|Learners to link up with astronaut|
|Shared Sky, shared wisdom|
|"Talking science" competition|
|A meeting of minds|
|Young scientists take on Australia|
|Learners unveil project in Beijing|
|Introduction to crystals|
|Young Science Communicators' Competition|
|SAASTA inspires class of 2015|
|Meet Prof. Nox Makunga|
|Top young achiever's journey|
|Wonders of water at Scifest Africa|
|Learners work with particle physicists|
|Meet SAEON's new education officer|
|Light comes out of the darkness|
|In the news|
|It's a fact!|
Science travels from Ladysmith to Beijing
A team of two South African girl learners unveiled their award-winning research project at the 35th Beijing Youth Science Creation Competition (BYSCC) on March 29.
Yenziwe Mbuyisa and Nokwanda Mbonane, learners from Ladysmith High School, shared with the audience their research to determine which fertiliser is best for plant growth and soil health. They argued that the use of chemical fertilisers is detrimental to plants and that the use of natural fertilisers is far more beneficial for vegetative production. They moreover proved that chemical fertilisers change the structure and smell of soil.
"Spinach planted in the chemically fertilised soil sample will grow taller and faster than plants growing in the natural fertiliser and the control. The soil sample with chemical fertiliser will feel more brittle and will also have a lighter colour and a very faint smell, whereas the soil in the naturally fertilised soil samples will have a moist texture and a more earthy scent," the learners explained.
Research for innovation
In addition to Yenziwe and Nokwanda's research project, several other scientific studies were presented at the competition.
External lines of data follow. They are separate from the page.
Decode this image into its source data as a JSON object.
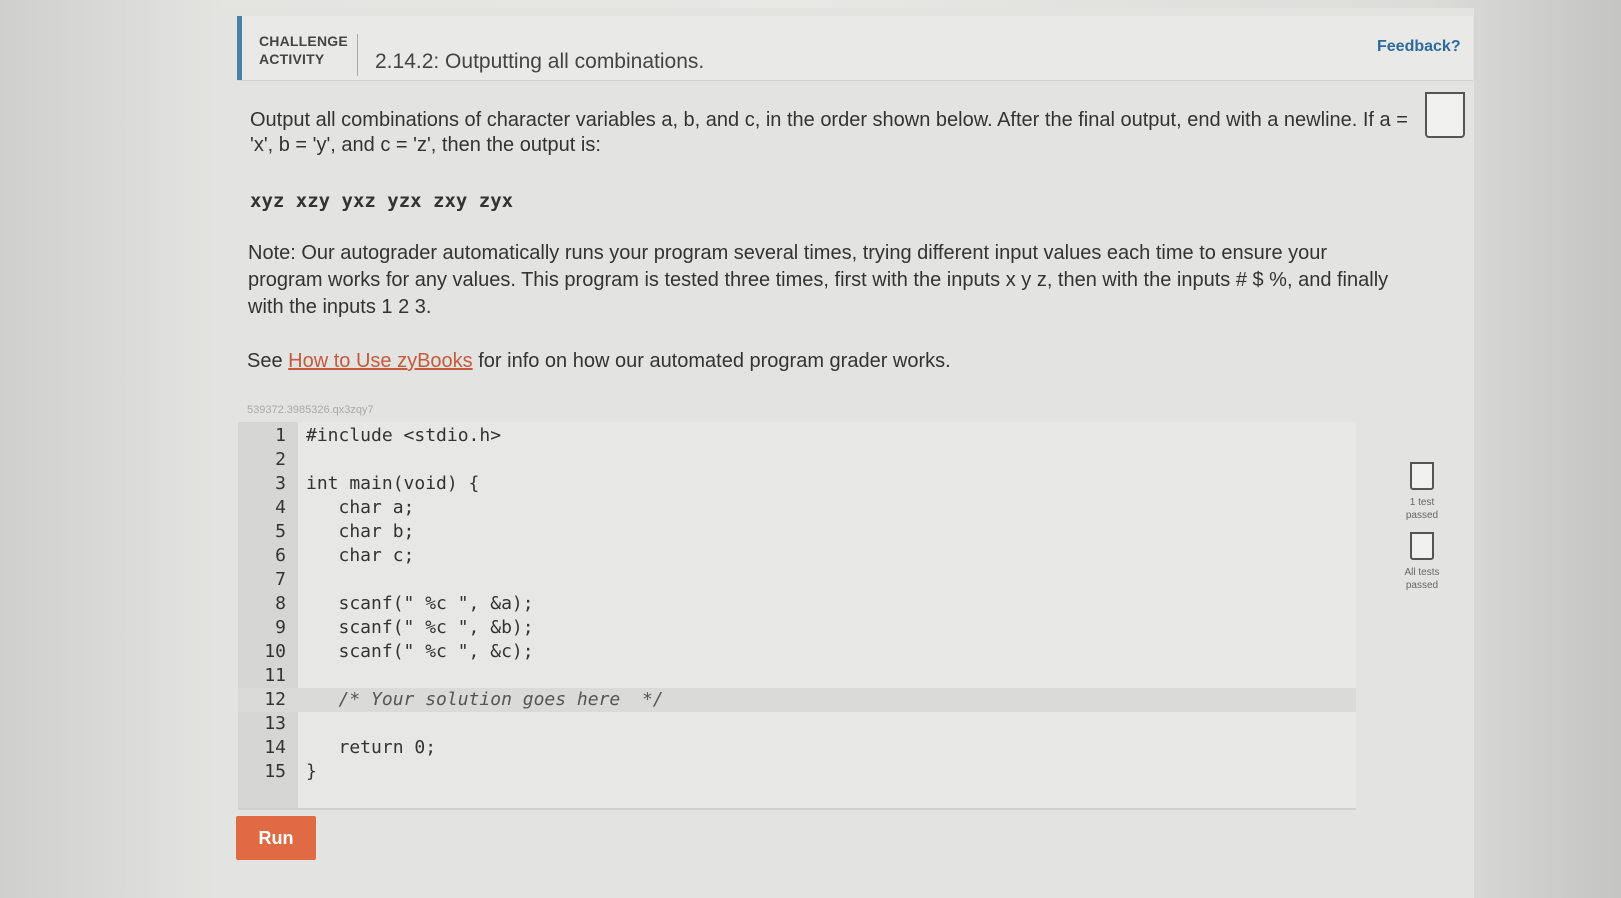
{
  "header": {
    "label_line1": "CHALLENGE",
    "label_line2": "ACTIVITY",
    "title": "2.14.2: Outputting all combinations.",
    "feedback": "Feedback?"
  },
  "description": {
    "line1": "Output all combinations of character variables a, b, and c, in the order shown below. After the final output, end with a newline. If a =",
    "line2": "'x', b = 'y', and c = 'z', then the output is:",
    "example_output": "xyz xzy yxz yzx zxy zyx",
    "note_line1": "Note: Our autograder automatically runs your program several times, trying different input values each time to ensure your",
    "note_line2": "program works for any values. This program is tested three times, first with the inputs x y z, then with the inputs # $ %, and finally",
    "note_line3": "with the inputs 1 2 3.",
    "see_prefix": "See ",
    "see_link": "How to Use zyBooks",
    "see_suffix": " for info on how our automated program grader works."
  },
  "editor": {
    "code_id": "539372.3985326.qx3zqy7",
    "lines": [
      {
        "n": "1",
        "code": "#include <stdio.h>"
      },
      {
        "n": "2",
        "code": ""
      },
      {
        "n": "3",
        "code": "int main(void) {"
      },
      {
        "n": "4",
        "code": "   char a;"
      },
      {
        "n": "5",
        "code": "   char b;"
      },
      {
        "n": "6",
        "code": "   char c;"
      },
      {
        "n": "7",
        "code": ""
      },
      {
        "n": "8",
        "code": "   scanf(\" %c \", &a);"
      },
      {
        "n": "9",
        "code": "   scanf(\" %c \", &b);"
      },
      {
        "n": "10",
        "code": "   scanf(\" %c \", &c);"
      },
      {
        "n": "11",
        "code": ""
      },
      {
        "n": "12",
        "code": "   /* Your solution goes here  */"
      },
      {
        "n": "13",
        "code": ""
      },
      {
        "n": "14",
        "code": "   return 0;"
      },
      {
        "n": "15",
        "code": "}"
      }
    ]
  },
  "tests": {
    "test1_line1": "1 test",
    "test1_line2": "passed",
    "test2_line1": "All tests",
    "test2_line2": "passed"
  },
  "run_button": "Run"
}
One learner presented a robot he invented that can purify the air for breathing, while two other learners demonstrated a window they designed to keep outdoor smog from contaminating the air indoors.
Although our learners didn't win the coveted gold medal, they have done us proud by shining bright in the otherwise male-dominated invention competition in which over one million learners participated. Only 300 contestants were selected to compete in the Beijing finals.
"Our two bright young minds had a once-in-a-lifetime opportunity to showcase their research for tackling social issues and environmental pollution at the biggest and most sophisticated scientific and technological innovation competition in the world," said James Tlhabane, project coordinator at SAASTA, who accompanied the learners.
The main sponsors – SAASTA in collaboration with the Beijing Association of Science and Technology (BAST) – are optimistic that this educational trip has not only inspired the learners participating in the competition, but has also built bridges to a broader international science and technology platform.
By Daphney Molewa, SAASTA